at the Department of Health and Human Services on these issues.

If I may be of further assistance, please do not hesitate to contact me 
or have your staff contact Mr. Robert M. Wilson, Deputy Commissioner 
for Legislation and Congressional Affairs, at (202) 358-6030.

Sincerely,

Jo Anne B. Barnhart:

Signed by Jo Anne B. Barnhart:

[End of section]

(310386):


FOOTNOTES

[1] U.S. General Accounting Office, Electronic Disability Claims 
Processing: Social Security Administration's Accelerated Strategy 
Faces Significant Risks, GAO-03-984T (Washington, D.C.: July 24, 2003).

[2] U.S. General Accounting Office, Information Technology: Greater Use 
of Best Practices Can Reduce Risks in Acquiring Defense Health Care 
System, GAO-02-345 (Washington, D.C.: September 26, 2002).

[3] Social Security Administration, SSA AeDib Risk Management Plan, 
Version 2.01 (Baltimore, MD, January 21, 2003).

[4] U.S. General Accounting Office, Social Security Administration: 
Information Technology Challenges Facing the Commissioner, GAO/T-AIMD-
98-109 (Washington, D.C.: March 12, 1998).

[5] U.S. General Accounting Office, Social Security Administration: 
Effective Leadership Needed to Meet Daunting Challenges, GAO/HEHS-96-
196 (Washington, D.C.: September 12, 1996).

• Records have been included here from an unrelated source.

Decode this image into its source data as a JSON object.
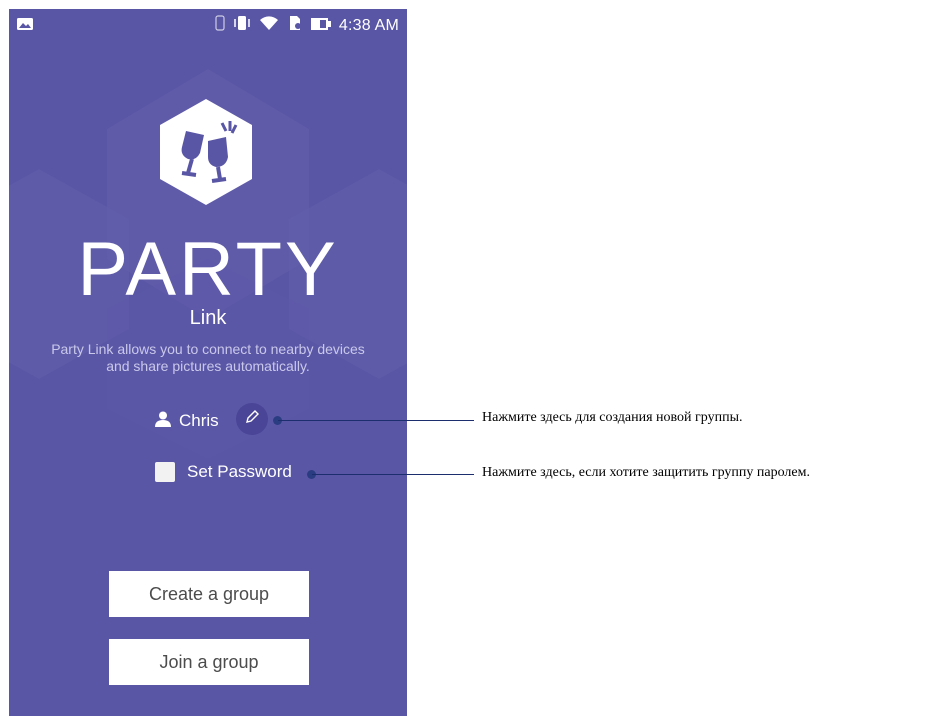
{
  "status_bar": {
    "time": "4:38 AM",
    "icons": [
      "image-icon",
      "bluetooth-icon",
      "vibrate-icon",
      "wifi-icon",
      "sim-icon",
      "battery-icon"
    ]
  },
  "app": {
    "title": "PARTY",
    "subtitle": "Link",
    "description": "Party Link allows you to connect to nearby devices and share pictures automatically.",
    "user_name": "Chris",
    "set_password_label": "Set Password",
    "set_password_checked": false,
    "create_group_label": "Create a group",
    "join_group_label": "Join a group",
    "logo_icon": "cheers-glasses-icon"
  },
  "callouts": [
    {
      "text": "Нажмите здесь для создания новой группы."
    },
    {
      "text": "Нажмите здесь, если хотите защитить группу паролем."
    }
  ],
  "colors": {
    "background": "#5a56a6",
    "button_bg": "#ffffff",
    "button_text": "#4c4c4c",
    "callout_line": "#1c2e6e"
  }
}
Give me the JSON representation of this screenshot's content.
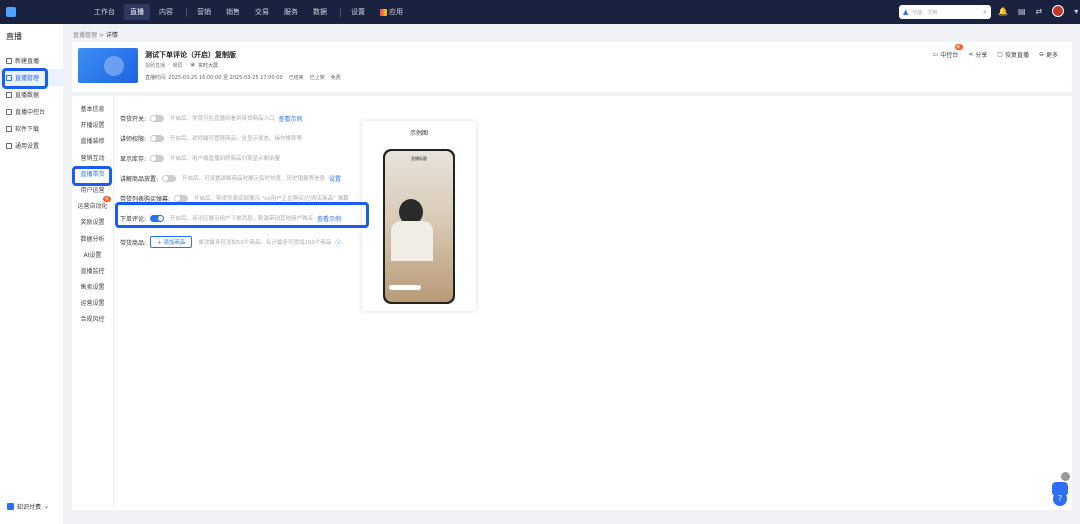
{
  "topbar": {
    "nav": [
      "工作台",
      "直播",
      "内容",
      "营销",
      "销售",
      "交易",
      "服务",
      "数据",
      "设置"
    ],
    "app_label": "应用",
    "search_placeholder": "功能、文档"
  },
  "sidebar": {
    "title": "直播",
    "items": [
      "新建直播",
      "直播管理",
      "直播数据",
      "直播中控台",
      "软件下载",
      "通用设置"
    ],
    "bottom": "知识付费"
  },
  "breadcrumb": {
    "parent": "直播管理",
    "sep": ">",
    "current": "详情"
  },
  "live": {
    "title": "测试下单评论（开启）复制版",
    "type": "视频直播",
    "mode": "横屏",
    "screen": "实时大屏",
    "time_label": "直播时间:",
    "time": "2025-03-25 16:00:00 至 2025-03-25 17:00:00",
    "status": "已结束",
    "shelf": "已上架",
    "price": "免费"
  },
  "actions": {
    "console": "中控台",
    "console_badge": "新",
    "share": "分享",
    "restore": "恢复直播",
    "more": "更多"
  },
  "subnav": {
    "items": [
      "基本信息",
      "开播设置",
      "直播装修",
      "营销互动",
      "直播带货",
      "用户运营",
      "运营自动化",
      "奖励设置",
      "数据分析",
      "AI设置",
      "直播监控",
      "售卖设置",
      "运营设置",
      "合规风控"
    ],
    "badge": "新"
  },
  "settings": {
    "rows": [
      {
        "label": "带货开关:",
        "desc": "开启后，学员可在直播间看到带货商品入口",
        "link": "查看示例"
      },
      {
        "label": "讲师权限:",
        "desc": "开启后，讲师端可管理商品，含显示状态、操作推荐等",
        "link": ""
      },
      {
        "label": "显示库存:",
        "desc": "开启后，用户端直播间的商品列表显示剩余量",
        "link": ""
      },
      {
        "label": "讲解商品放置:",
        "desc": "开启后，可设置讲解商品时展示实时热度、历史销量等信息",
        "link": "设置"
      },
      {
        "label": "带货列表购买弹幕:",
        "desc": "开启后，带货列表底部展示 \"xx用户正在购买/已购买商品\" 弹幕",
        "link": ""
      },
      {
        "label": "下单评论:",
        "desc": "开启后，评论区展示用户下单消息，刺激带动其他用户购买",
        "link": "查看示例"
      }
    ],
    "goods_label": "带货商品:",
    "add_button": "+ 添加商品",
    "goods_desc": "单次最多可添加50个商品，合计最多可添加200个商品"
  },
  "preview": {
    "title": "示例图",
    "phone_title": "直播标题"
  },
  "colors": {
    "accent": "#2c6ff5",
    "topbar": "#1b2240",
    "highlight": "#1a5df0"
  }
}
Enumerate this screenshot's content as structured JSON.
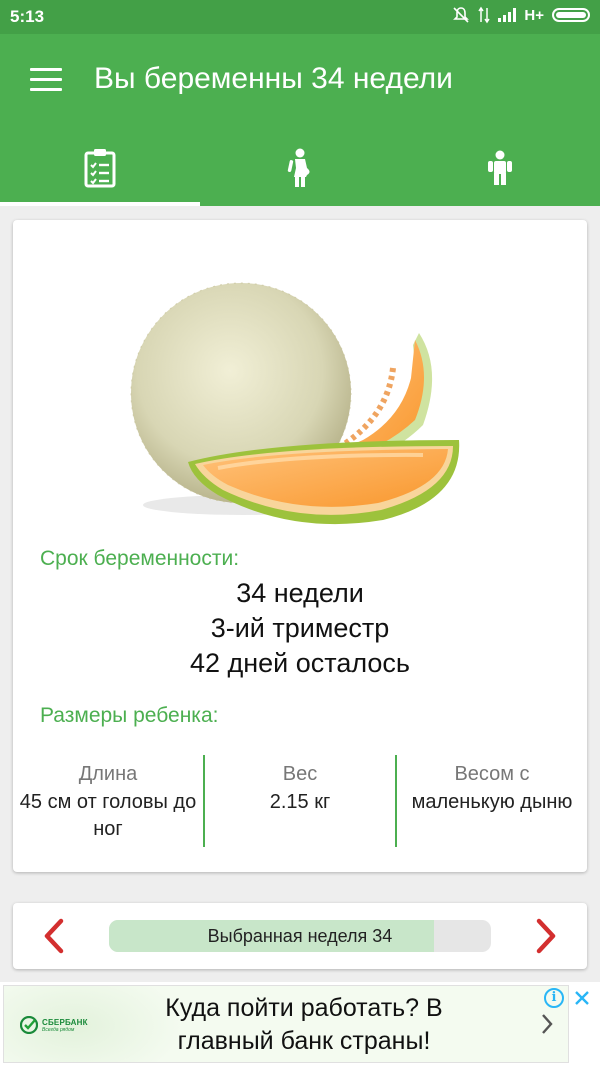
{
  "status_bar": {
    "time": "5:13",
    "network": "H+"
  },
  "header": {
    "title": "Вы беременны 34 недели"
  },
  "tabs": [
    {
      "icon": "clipboard-checklist-icon",
      "active": true
    },
    {
      "icon": "mother-icon",
      "active": false
    },
    {
      "icon": "child-icon",
      "active": false
    }
  ],
  "week_card": {
    "image": "melon-cantaloupe",
    "term_label": "Срок беременности:",
    "weeks_text": "34 недели",
    "trimester_text": "3-ий триместр",
    "days_left_text": "42 дней осталось",
    "sizes_label": "Размеры ребенка:",
    "length_header": "Длина",
    "length_value": "45 см от головы до ног",
    "weight_header": "Вес",
    "weight_value": "2.15 кг",
    "compare_header": "Весом с",
    "compare_value": "маленькую дыню"
  },
  "week_selector": {
    "label": "Выбранная неделя 34",
    "selected_week": 34,
    "progress_fraction": 0.85
  },
  "ad": {
    "brand": "СБЕРБАНК",
    "brand_tagline": "Всегда рядом",
    "text": "Куда пойти работать? В главный банк страны!"
  },
  "colors": {
    "status_bar": "#43a047",
    "primary": "#4caf50",
    "accent_arrow": "#d32f2f",
    "progress_fill": "#c8e6c9"
  }
}
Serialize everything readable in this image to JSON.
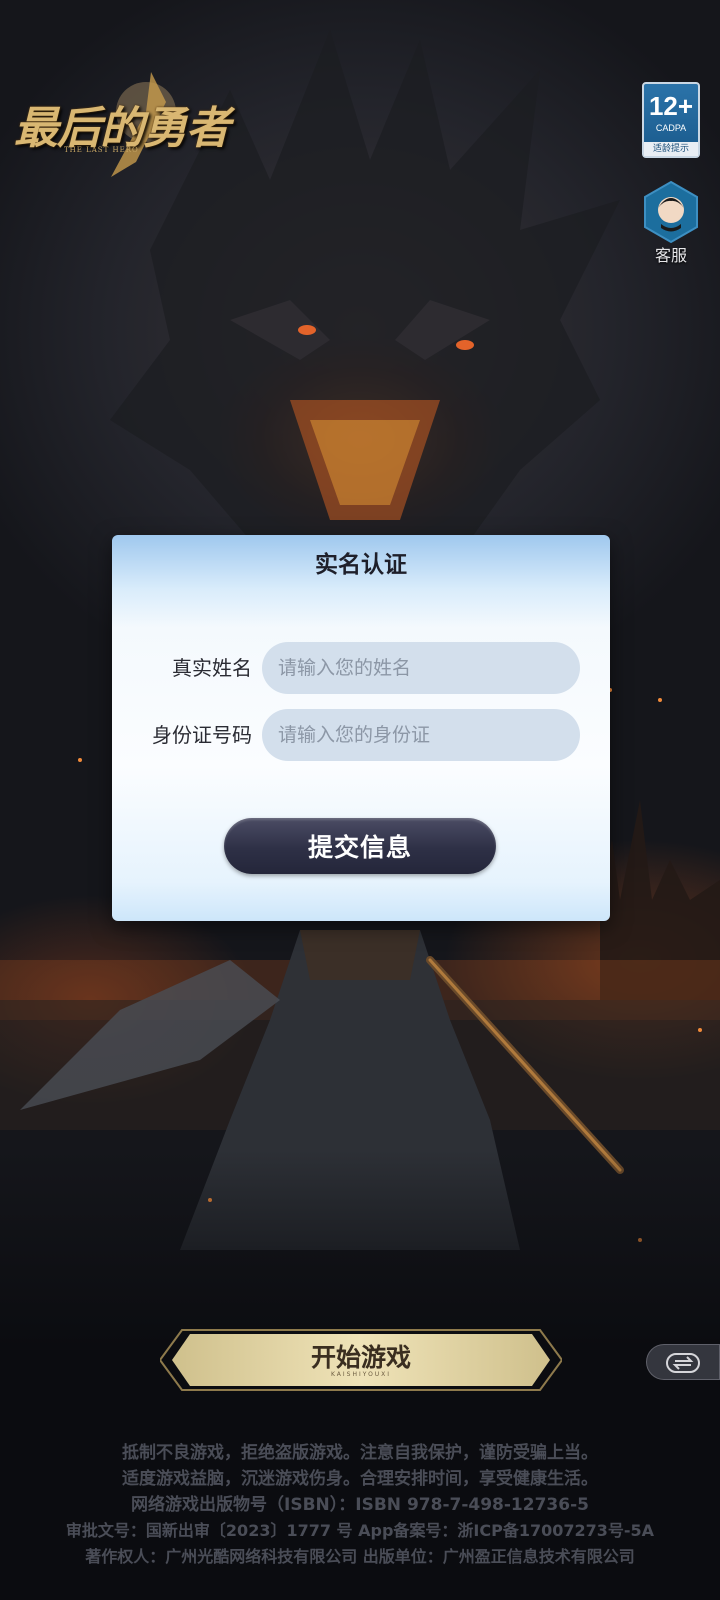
{
  "logo": {
    "title": "最后的勇者",
    "subtitle": "THE LAST HERO"
  },
  "age_badge": {
    "rating": "12+",
    "org": "CADPA",
    "hint": "适龄提示"
  },
  "service": {
    "label": "客服",
    "icon": "customer-service-icon"
  },
  "dialog": {
    "title": "实名认证",
    "name_label": "真实姓名",
    "name_placeholder": "请输入您的姓名",
    "name_value": "",
    "id_label": "身份证号码",
    "id_placeholder": "请输入您的身份证",
    "id_value": "",
    "submit_label": "提交信息"
  },
  "start_game": {
    "label": "开始游戏",
    "sub": "KAISHIYOUXI"
  },
  "switch": {
    "icon": "switch-account-icon"
  },
  "footer": {
    "line1": "抵制不良游戏，拒绝盗版游戏。注意自我保护，谨防受骗上当。",
    "line2": "适度游戏益脑，沉迷游戏伤身。合理安排时间，享受健康生活。",
    "line3": "网络游戏出版物号（ISBN）：ISBN 978-7-498-12736-5",
    "line4": "审批文号：国新出审〔2023〕1777 号  App备案号：浙ICP备17007273号-5A",
    "line5": "著作权人：广州光酷网络科技有限公司  出版单位：广州盈正信息技术有限公司"
  },
  "colors": {
    "dialog_bg": "#f4f9fd",
    "input_bg": "#d3dfec",
    "submit_bg": "#2e3046",
    "start_gold": "#e6d7a4",
    "age_blue": "#2b73a9"
  }
}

[6] U.S. General Accounting Office, Social Security Administration: 
Technical and Performance Challenges Threaten Progress of 
Modernization, GAO/AIMD-98-136 (Washington, D.C.: June 19, 1998).

[7] U.S. General Accounting Office, Information Technology Management: 
Social Security Administration Practices Can Be Improved, GAO-01-961 
(Washington, D.C.: August 21, 2001).

[8] Office of Management and Budget Circular No. A-94 Revised 
(Transmittal Memo No. 64), Guidelines and Discount Rates for Benefit-
Cost Analysis of Federal Programs, October 29, 1992.